TURNING IT AROUND: The Cardinals have turned things around quickly under Keim and Arians. Arizona has matched a team record with 21 wins in their two seasons at the helm and reached the playoffs last season for the first time since 2009 despite a litany of injuries.
The Keim-Arians brain trust has had some success finding immediate contributors during their first two drafts, including safety Deone Bucannon, linebacker Alex Okafor and running back Andre Ellington.
NOT PERFECT: Some of the top picks have struggled with injuries, though. Guard Jonathan Cooper, linebacker Kevin Minter and safety Tyrann Mathieu have all missed significant time the past two years.
BEEFING UP: Keim beefed up the roster during the offseason, adding six players the first week of free agency, including guard Mike Iupati and inside linebacker Sean Weatherspoon.
That leaves the Cardinals with plenty of flexibility, starting with the No. 24 overall pick, where they could pick up a running back such as Melvin Gordon or Todd Gurley, a pass rusher or a cornerback.
"Going into this thing right now, we feel like we can be pretty picky about the type of players we draft, and draft the player who has the most immediate impact for us," Keim said.
INPUT EVERYWHERE: The biggest thing Keim, a former Cardinals scout, has learned from those first two drafts is to involve everyone, to talk less and listen more.
"At the end of the day, you want everybody in the building to have a high morale," Keim said. "You want the coaches to be excited about the players they're going to coach, because they have to fit, schematically, what our coaches are asking them to do."
TARGETING THE BACKFIELD: Many mock drafts have Arizona using its first-round pick on a running back.
The Cardinals found a later-round gem in 2013, when they used a sixth-round pick on Ellington, a small-but-elusive player who became the featured back last season. But there have been concerns about Ellington handling being an every-down back at his size - 5-foot-9, 199 pounds - so the Cardinals wouldn't mind adding a power back to complement him.
They could have a few good choices at No. 24 to fill that need.
Georgia's Gurley tore up opposing defenses before tearing his ACL, but has been cleared by doctors. He may get picked before the Cardinals have a chance at him, but Wisconsin's Gordon could still be there. He's a punishing runner who was the Heisman Trophy runner-up after rushing for 2,587 yards last season, second most in FBS history.
"You look at him (Gordon) and Todd Gurley who a lot of people talk about as the top two backs, it's pick your poison," Keim said. "They're two different styles. One is a little more of a straight-line banger and uses his size and physicality, and the other guy is a little more of a dynamic perimeter runner. They have a different skill set, both are very good players, though."

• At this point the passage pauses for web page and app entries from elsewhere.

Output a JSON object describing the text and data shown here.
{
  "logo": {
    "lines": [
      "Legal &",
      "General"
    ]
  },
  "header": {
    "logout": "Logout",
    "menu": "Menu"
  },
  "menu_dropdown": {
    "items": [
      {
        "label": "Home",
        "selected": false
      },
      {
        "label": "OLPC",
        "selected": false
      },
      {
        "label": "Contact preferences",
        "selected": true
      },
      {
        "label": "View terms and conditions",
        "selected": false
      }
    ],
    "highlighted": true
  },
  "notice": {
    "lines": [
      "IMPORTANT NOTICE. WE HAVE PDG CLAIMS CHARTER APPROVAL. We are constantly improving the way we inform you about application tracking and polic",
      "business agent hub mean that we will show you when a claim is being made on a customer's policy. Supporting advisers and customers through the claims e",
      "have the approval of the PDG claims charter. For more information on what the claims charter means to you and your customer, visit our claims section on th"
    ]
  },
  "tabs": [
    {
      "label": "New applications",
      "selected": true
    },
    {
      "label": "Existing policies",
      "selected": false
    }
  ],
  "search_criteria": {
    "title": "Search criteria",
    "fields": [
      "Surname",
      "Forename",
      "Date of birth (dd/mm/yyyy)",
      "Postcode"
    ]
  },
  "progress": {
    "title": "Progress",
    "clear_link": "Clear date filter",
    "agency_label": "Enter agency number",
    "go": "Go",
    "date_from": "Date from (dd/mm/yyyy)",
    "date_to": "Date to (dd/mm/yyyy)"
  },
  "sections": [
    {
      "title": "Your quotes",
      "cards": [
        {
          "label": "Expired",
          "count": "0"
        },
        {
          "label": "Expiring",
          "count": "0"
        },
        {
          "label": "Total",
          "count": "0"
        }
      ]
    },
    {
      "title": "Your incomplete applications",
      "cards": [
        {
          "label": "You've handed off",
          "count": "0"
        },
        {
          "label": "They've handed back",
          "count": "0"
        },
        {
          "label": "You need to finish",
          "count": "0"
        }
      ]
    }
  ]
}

Arizona does have plenty of options - with that pick and all the others.